- _Work required_: The result should be an exact copy of the data, free of pictures.

Element data from apps and pages:
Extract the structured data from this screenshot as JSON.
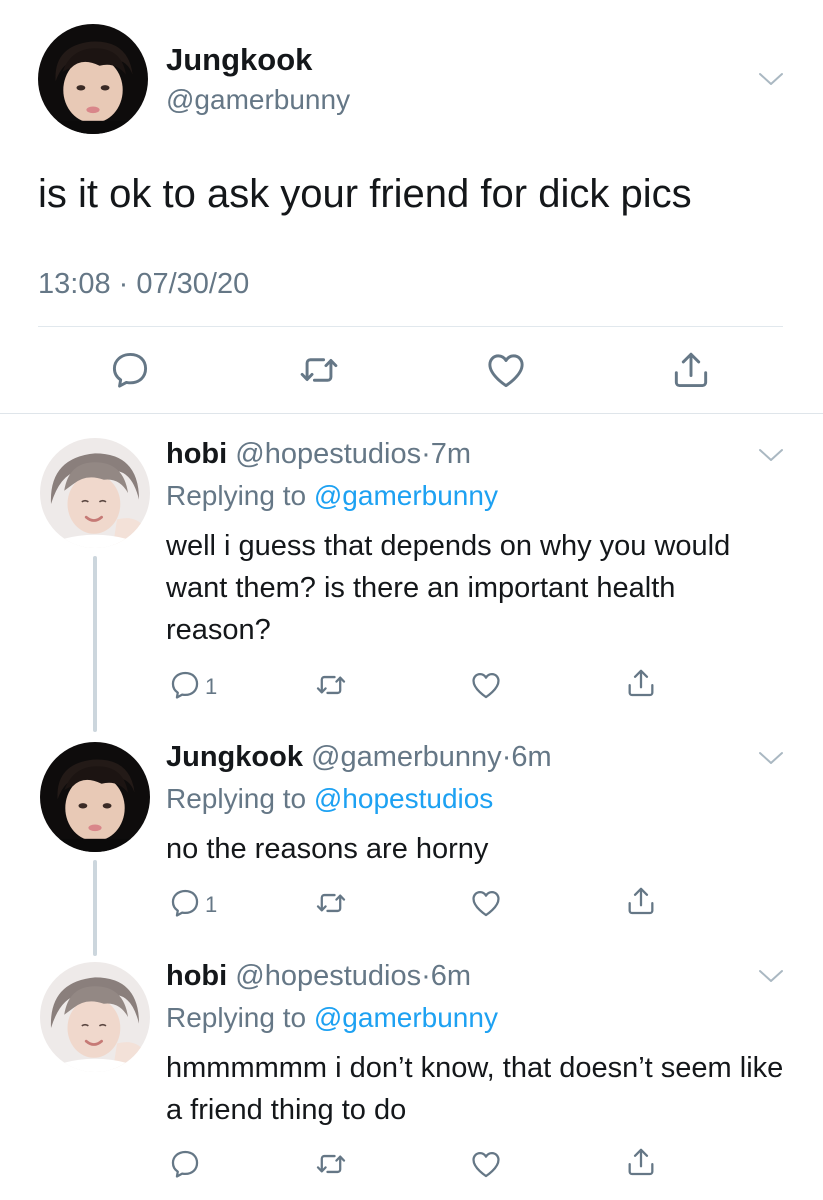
{
  "main_tweet": {
    "name": "Jungkook",
    "handle": "@gamerbunny",
    "text": "is it ok to ask your friend for dick pics",
    "timestamp": "13:08 · 07/30/20"
  },
  "replies": [
    {
      "name": "hobi",
      "handle": "@hopestudios",
      "sep": "·",
      "time": "7m",
      "replying_prefix": "Replying to ",
      "replying_to": "@gamerbunny",
      "text": "well i guess that depends on why you would want them? is there an important health reason?",
      "reply_count": "1"
    },
    {
      "name": "Jungkook",
      "handle": "@gamerbunny",
      "sep": "·",
      "time": "6m",
      "replying_prefix": "Replying to ",
      "replying_to": "@hopestudios",
      "text": "no the reasons are horny",
      "reply_count": "1"
    },
    {
      "name": "hobi",
      "handle": "@hopestudios",
      "sep": "·",
      "time": "6m",
      "replying_prefix": "Replying to ",
      "replying_to": "@gamerbunny",
      "text": "hmmmmmm i don’t know, that doesn’t seem like a friend thing to do",
      "reply_count": ""
    }
  ],
  "icons": [
    "reply-icon",
    "retweet-icon",
    "like-icon",
    "share-icon",
    "chevron-down-icon"
  ],
  "colors": {
    "text": "#14171a",
    "secondary": "#657786",
    "link": "#1da1f2",
    "divider": "#e1e8ed",
    "thread_line": "#ccd6dd"
  }
}
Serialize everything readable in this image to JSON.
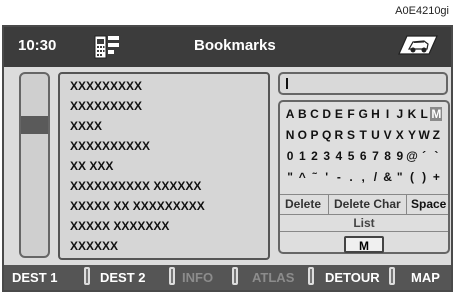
{
  "ref_code": "A0E4210gi",
  "header": {
    "time": "10:30",
    "title": "Bookmarks"
  },
  "list": {
    "items": [
      "XXXXXXXXX",
      "XXXXXXXXX",
      "XXXX",
      "XXXXXXXXXX",
      "XX XXX",
      "XXXXXXXXXX XXXXXX",
      "XXXXX XX XXXXXXXXX",
      "XXXXX XXXXXXX",
      "XXXXXX"
    ]
  },
  "input": {
    "value": ""
  },
  "keyboard": {
    "rows": [
      [
        "A",
        "B",
        "C",
        "D",
        "E",
        "F",
        "G",
        "H",
        "I",
        "J",
        "K",
        "L",
        "M"
      ],
      [
        "N",
        "O",
        "P",
        "Q",
        "R",
        "S",
        "T",
        "U",
        "V",
        "X",
        "Y",
        "W",
        "Z"
      ],
      [
        "0",
        "1",
        "2",
        "3",
        "4",
        "5",
        "6",
        "7",
        "8",
        "9",
        "@",
        "´",
        "`"
      ],
      [
        "\"",
        "^",
        "˜",
        "'",
        "-",
        ".",
        ",",
        "/",
        "&",
        "\"",
        "(",
        ")",
        "+"
      ]
    ],
    "selected": "M",
    "delete": "Delete",
    "delete_char": "Delete Char",
    "space": "Space",
    "list": "List",
    "m_button": "M"
  },
  "bottom_bar": {
    "dest1": "DEST 1",
    "dest2": "DEST 2",
    "info": "INFO",
    "atlas": "ATLAS",
    "detour": "DETOUR",
    "map": "MAP"
  }
}
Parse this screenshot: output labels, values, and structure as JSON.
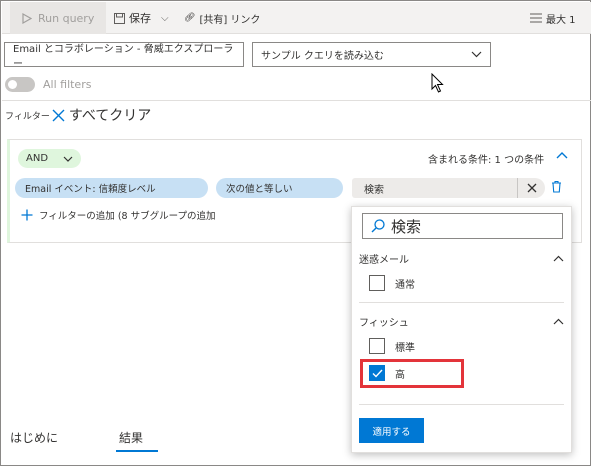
{
  "toolbar": {
    "run_query": "Run query",
    "save": "保存",
    "share_link": "[共有] リンク",
    "max": "最大 1"
  },
  "selectors": {
    "source": "Email とコラボレーション - 脅威エクスプローラー",
    "sample_query": "サンプル クエリを読み込む"
  },
  "all_filters": "All filters",
  "filters": {
    "label": "フィルター",
    "clear_all": "すべてクリア"
  },
  "panel": {
    "operator": "AND",
    "condition_count": "含まれる条件: 1 つの条件",
    "field": "Email イベント: 信頼度レベル",
    "comparison": "次の値と等しい",
    "value_search": "検索",
    "add_filter": "フィルターの追加 (8   サブグループの追加"
  },
  "dropdown": {
    "search_placeholder": "検索",
    "groups": [
      {
        "label": "迷惑メール",
        "options": [
          {
            "label": "通常",
            "checked": false
          }
        ]
      },
      {
        "label": "フィッシュ",
        "options": [
          {
            "label": "標準",
            "checked": false
          },
          {
            "label": "高",
            "checked": true
          }
        ]
      }
    ],
    "apply": "適用する"
  },
  "tabs": [
    {
      "label": "はじめに"
    },
    {
      "label": "結果",
      "active": true
    }
  ],
  "colors": {
    "accent": "#0078d4",
    "pill_blue": "#c7e0f4",
    "and_green": "#dff6dd",
    "highlight_red": "#e3343a"
  }
}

- _Response area_:
Extract the structured data from this screenshot as JSON.
{
  "main_tweet": {
    "name": "Jungkook",
    "handle": "@gamerbunny",
    "text": "is it ok to ask your friend for dick pics",
    "timestamp": "13:08 · 07/30/20"
  },
  "replies": [
    {
      "name": "hobi",
      "handle": "@hopestudios",
      "sep": "·",
      "time": "7m",
      "replying_prefix": "Replying to ",
      "replying_to": "@gamerbunny",
      "text": "well i guess that depends on why you would want them? is there an important health reason?",
      "reply_count": "1"
    },
    {
      "name": "Jungkook",
      "handle": "@gamerbunny",
      "sep": "·",
      "time": "6m",
      "replying_prefix": "Replying to ",
      "replying_to": "@hopestudios",
      "text": "no the reasons are horny",
      "reply_count": "1"
    },
    {
      "name": "hobi",
      "handle": "@hopestudios",
      "sep": "·",
      "time": "6m",
      "replying_prefix": "Replying to ",
      "replying_to": "@gamerbunny",
      "text": "hmmmmmm i don’t know, that doesn’t seem like a friend thing to do",
      "reply_count": ""
    }
  ],
  "icons": [
    "reply-icon",
    "retweet-icon",
    "like-icon",
    "share-icon",
    "chevron-down-icon"
  ],
  "colors": {
    "text": "#14171a",
    "secondary": "#657786",
    "link": "#1da1f2",
    "divider": "#e1e8ed",
    "thread_line": "#ccd6dd"
  }
}
Serialize everything readable in this image to JSON.
{
  "ref_code": "A0E4210gi",
  "header": {
    "time": "10:30",
    "title": "Bookmarks"
  },
  "list": {
    "items": [
      "XXXXXXXXX",
      "XXXXXXXXX",
      "XXXX",
      "XXXXXXXXXX",
      "XX XXX",
      "XXXXXXXXXX XXXXXX",
      "XXXXX XX XXXXXXXXX",
      "XXXXX XXXXXXX",
      "XXXXXX"
    ]
  },
  "input": {
    "value": ""
  },
  "keyboard": {
    "rows": [
      [
        "A",
        "B",
        "C",
        "D",
        "E",
        "F",
        "G",
        "H",
        "I",
        "J",
        "K",
        "L",
        "M"
      ],
      [
        "N",
        "O",
        "P",
        "Q",
        "R",
        "S",
        "T",
        "U",
        "V",
        "X",
        "Y",
        "W",
        "Z"
      ],
      [
        "0",
        "1",
        "2",
        "3",
        "4",
        "5",
        "6",
        "7",
        "8",
        "9",
        "@",
        "´",
        "`"
      ],
      [
        "\"",
        "^",
        "˜",
        "'",
        "-",
        ".",
        ",",
        "/",
        "&",
        "\"",
        "(",
        ")",
        "+"
      ]
    ],
    "selected": "M",
    "delete": "Delete",
    "delete_char": "Delete Char",
    "space": "Space",
    "list": "List",
    "m_button": "M"
  },
  "bottom_bar": {
    "dest1": "DEST 1",
    "dest2": "DEST 2",
    "info": "INFO",
    "atlas": "ATLAS",
    "detour": "DETOUR",
    "map": "MAP"
  }
}
Parse this screenshot: output labels, values, and structure as JSON.
{
  "toolbar": {
    "run_query": "Run query",
    "save": "保存",
    "share_link": "[共有] リンク",
    "max": "最大 1"
  },
  "selectors": {
    "source": "Email とコラボレーション - 脅威エクスプローラー",
    "sample_query": "サンプル クエリを読み込む"
  },
  "all_filters": "All filters",
  "filters": {
    "label": "フィルター",
    "clear_all": "すべてクリア"
  },
  "panel": {
    "operator": "AND",
    "condition_count": "含まれる条件: 1 つの条件",
    "field": "Email イベント: 信頼度レベル",
    "comparison": "次の値と等しい",
    "value_search": "検索",
    "add_filter": "フィルターの追加 (8   サブグループの追加"
  },
  "dropdown": {
    "search_placeholder": "検索",
    "groups": [
      {
        "label": "迷惑メール",
        "options": [
          {
            "label": "通常",
            "checked": false
          }
        ]
      },
      {
        "label": "フィッシュ",
        "options": [
          {
            "label": "標準",
            "checked": false
          },
          {
            "label": "高",
            "checked": true
          }
        ]
      }
    ],
    "apply": "適用する"
  },
  "tabs": [
    {
      "label": "はじめに"
    },
    {
      "label": "結果",
      "active": true
    }
  ],
  "colors": {
    "accent": "#0078d4",
    "pill_blue": "#c7e0f4",
    "and_green": "#dff6dd",
    "highlight_red": "#e3343a"
  }
}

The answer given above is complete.